***** WORKING DATA *****
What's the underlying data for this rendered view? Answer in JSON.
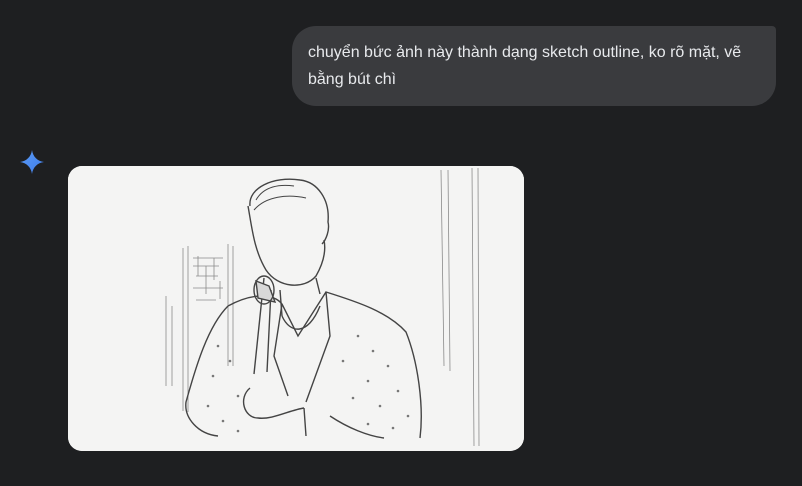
{
  "conversation": {
    "user_message": "chuyển bức ảnh này thành dạng sketch outline, ko rõ mặt, vẽ bằng bút chì"
  },
  "response": {
    "assistant_icon": "gemini-spark-icon",
    "image_icon": "pencil-sketch-image"
  },
  "colors": {
    "background": "#1e1f21",
    "user_bubble": "#3a3b3e",
    "spark": "#4f8ef7"
  }
}
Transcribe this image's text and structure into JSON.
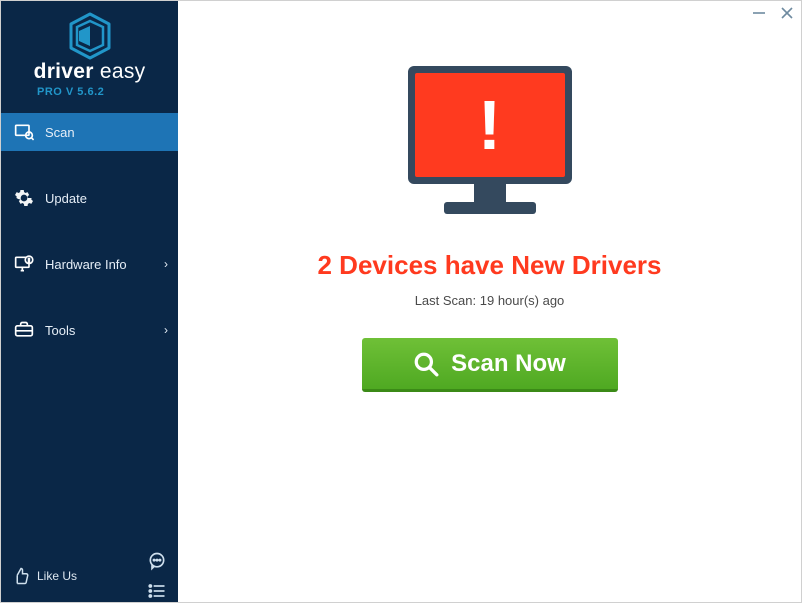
{
  "brand": {
    "name_bold": "driver",
    "name_rest": " easy",
    "version": "PRO V 5.6.2"
  },
  "sidebar": {
    "items": [
      {
        "label": "Scan"
      },
      {
        "label": "Update"
      },
      {
        "label": "Hardware Info"
      },
      {
        "label": "Tools"
      }
    ],
    "like_label": "Like Us"
  },
  "main": {
    "headline": "2 Devices have New Drivers",
    "last_scan": "Last Scan: 19 hour(s) ago",
    "scan_button": "Scan Now"
  },
  "colors": {
    "accent": "#1e74b5",
    "alert": "#ff3a1f",
    "scan_green": "#5db52b",
    "sidebar_bg": "#0a2747"
  }
}
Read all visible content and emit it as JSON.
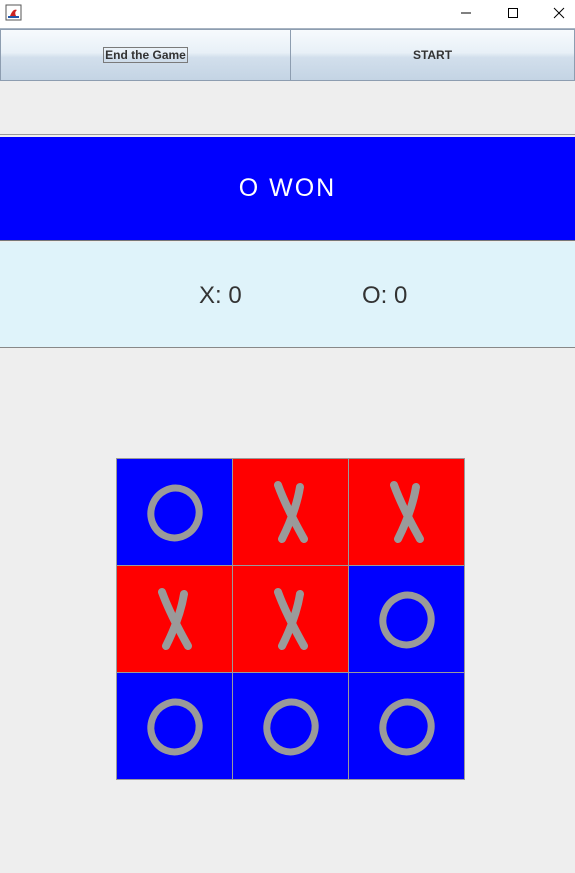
{
  "colors": {
    "o_cell": "#0000ff",
    "x_cell": "#ff0000",
    "mark": "#9a9a9a",
    "banner": "#0000ff",
    "score_bg": "#dff3fa"
  },
  "window": {
    "app_icon": "java-app-icon",
    "controls": [
      "minimize-icon",
      "maximize-icon",
      "close-icon"
    ]
  },
  "toolbar": {
    "end_label": "End the Game",
    "start_label": "START"
  },
  "banner": {
    "text": "O WON"
  },
  "score": {
    "x_text": "X: 0",
    "o_text": "O: 0"
  },
  "board": {
    "cells": [
      "O",
      "X",
      "X",
      "X",
      "X",
      "O",
      "O",
      "O",
      "O"
    ]
  }
}
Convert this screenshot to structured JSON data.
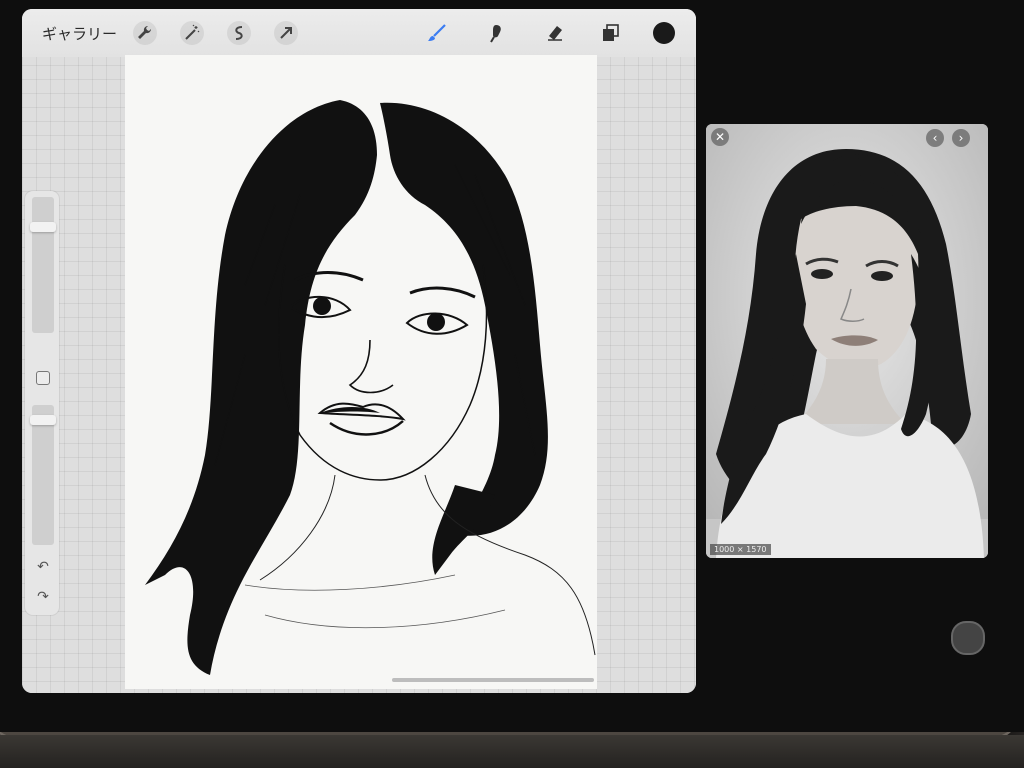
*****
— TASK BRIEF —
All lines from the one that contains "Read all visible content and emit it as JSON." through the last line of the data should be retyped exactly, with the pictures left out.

— ANSWER FOR THIS EXERCISE —
Read all visible content and emit it as JSON.
{
  "colors": {
    "o_cell": "#0000ff",
    "x_cell": "#ff0000",
    "mark": "#9a9a9a",
    "banner": "#0000ff",
    "score_bg": "#dff3fa"
  },
  "window": {
    "app_icon": "java-app-icon",
    "controls": [
      "minimize-icon",
      "maximize-icon",
      "close-icon"
    ]
  },
  "toolbar": {
    "end_label": "End the Game",
    "start_label": "START"
  },
  "banner": {
    "text": "O WON"
  },
  "score": {
    "x_text": "X: 0",
    "o_text": "O: 0"
  },
  "board": {
    "cells": [
      "O",
      "X",
      "X",
      "X",
      "X",
      "O",
      "O",
      "O",
      "O"
    ]
  }
}
Convert this screenshot to structured JSON data.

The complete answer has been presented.